>        Artists have full freedom to do what ever the heck they want and 
>     aren't required by some governing body to include only the known 
     >    facts.  As it should be. 
>>I'm really not sure that this comment, true though it may be, covers the 
>>case.  The likeliest market for restoratoins of prehistoric animals is in 
>>popular books, often children's books, and the power of an image to "fix" 
>>in the public's mind what an animal looked like should not be 
>>underestimated. To me this imposes something of a duty on the artist.

Yes, and if that duty directly conflicts with what the publisher asks for, 
guess which you do to get paid.  Further, many artists of popular media (I'm 
thinking newspaper illustrators, myself) don't have time that allows them to 
go out, research, and accurately depict something in the time-frame the 
editor or art director might give them.  These particualr illustrators just 
can't specialize to the extent that someone like T Ford or G Paul does only 
a daily basis.  Popular periodical media doesn't allow the accuracy and 
reference checks as often as book or journal publishing does.  It gets 
really strange in the childrens' book field just what an editor wants.  Some 
strive for accuracy, others for 'Hallmark Card'-style illustrations.  The 
artist that does either is doing THEIR JOB, and neither is duty-bound to 
something that doesn't get them PAID.  The onus is on the guy with the 
paycheck and what he asks for.
>However, in most cases the fault, if there is one, lies not with the artist 
>but with the editor (often not the book's author) who writes the picture 

Yeah, and I said that in my post.

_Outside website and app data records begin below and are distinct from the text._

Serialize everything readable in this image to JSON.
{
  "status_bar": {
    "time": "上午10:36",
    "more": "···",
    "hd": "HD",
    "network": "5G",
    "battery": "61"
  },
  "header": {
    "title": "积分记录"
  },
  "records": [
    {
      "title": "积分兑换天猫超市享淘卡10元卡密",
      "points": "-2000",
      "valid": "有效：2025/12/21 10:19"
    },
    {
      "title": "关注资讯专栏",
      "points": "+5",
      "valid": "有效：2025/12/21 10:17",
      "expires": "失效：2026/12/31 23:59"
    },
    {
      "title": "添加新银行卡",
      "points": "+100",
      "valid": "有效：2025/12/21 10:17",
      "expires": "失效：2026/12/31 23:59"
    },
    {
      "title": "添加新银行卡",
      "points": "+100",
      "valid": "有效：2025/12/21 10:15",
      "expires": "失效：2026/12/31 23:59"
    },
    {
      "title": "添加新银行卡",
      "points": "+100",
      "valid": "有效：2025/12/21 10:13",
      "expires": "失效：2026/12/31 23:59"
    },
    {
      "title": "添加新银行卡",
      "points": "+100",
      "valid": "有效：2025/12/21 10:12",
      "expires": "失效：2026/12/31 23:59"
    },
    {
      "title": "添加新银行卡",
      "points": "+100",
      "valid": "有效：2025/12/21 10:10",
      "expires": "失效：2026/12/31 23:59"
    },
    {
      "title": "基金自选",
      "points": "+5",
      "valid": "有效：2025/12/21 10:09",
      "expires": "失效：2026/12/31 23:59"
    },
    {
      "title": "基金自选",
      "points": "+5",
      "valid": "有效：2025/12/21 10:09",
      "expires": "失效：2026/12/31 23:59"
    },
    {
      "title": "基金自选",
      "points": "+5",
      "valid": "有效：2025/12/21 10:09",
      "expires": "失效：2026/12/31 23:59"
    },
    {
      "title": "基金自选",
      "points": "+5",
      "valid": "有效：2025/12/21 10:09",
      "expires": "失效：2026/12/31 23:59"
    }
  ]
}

   'Publishers should perhaps use descretion in what they display as 
   "known" verses "artist's impression".  Publishers should be aware just     
   what it is they are recieving from the illustrator, and whether the artist   
   feels the illustration is truly representative, or a flight of fancy."
     >And, of course, I would hope Betty would agree that artistic licence 
     >should be hedged, in a book designed to educate, by a need to be as 
     >accurate as possible and to take current knowledge into account as 
     >much as can be done. 
     I said so, didn't I?  No, I said:
     "Artists should TRY to display facts in a scientific journal, but 
     much of 'sketchy' scientific evidence is having paleontologists argue 
     whether the evidence means X or Y.   Artists _tend_ to have opinions 
     about such things, just as paleontologists do.  And FORTUNATELY have 
     the freedom to depict the view they WANT to display.  And the freedom 
     to get nasty comments about it form their peer groups if they are 
     found to be wrong, or if the particular feature represented is 
     outdated by new discoveries on that subject."
     But that's what I meant by that first sentence.  The very best way to 
     insure accuracy is ASK for accuracy.  You won't see many out-and-out 
     mistakes if that approach is taken.  If someone is continously 
     mistaken, they don't get asked back for additional work.
     (actually, in the entertainment industry, the emphasis is usually on 
     'cool' not accurate, and thus, in the entertainment fields, if you 
     strive for accuracy OVER 'coolness', the reverse happens.  I am 
     fortunate that I've managed to combine them on rare occasions in what 
     I do-but it IS pretty dang rare)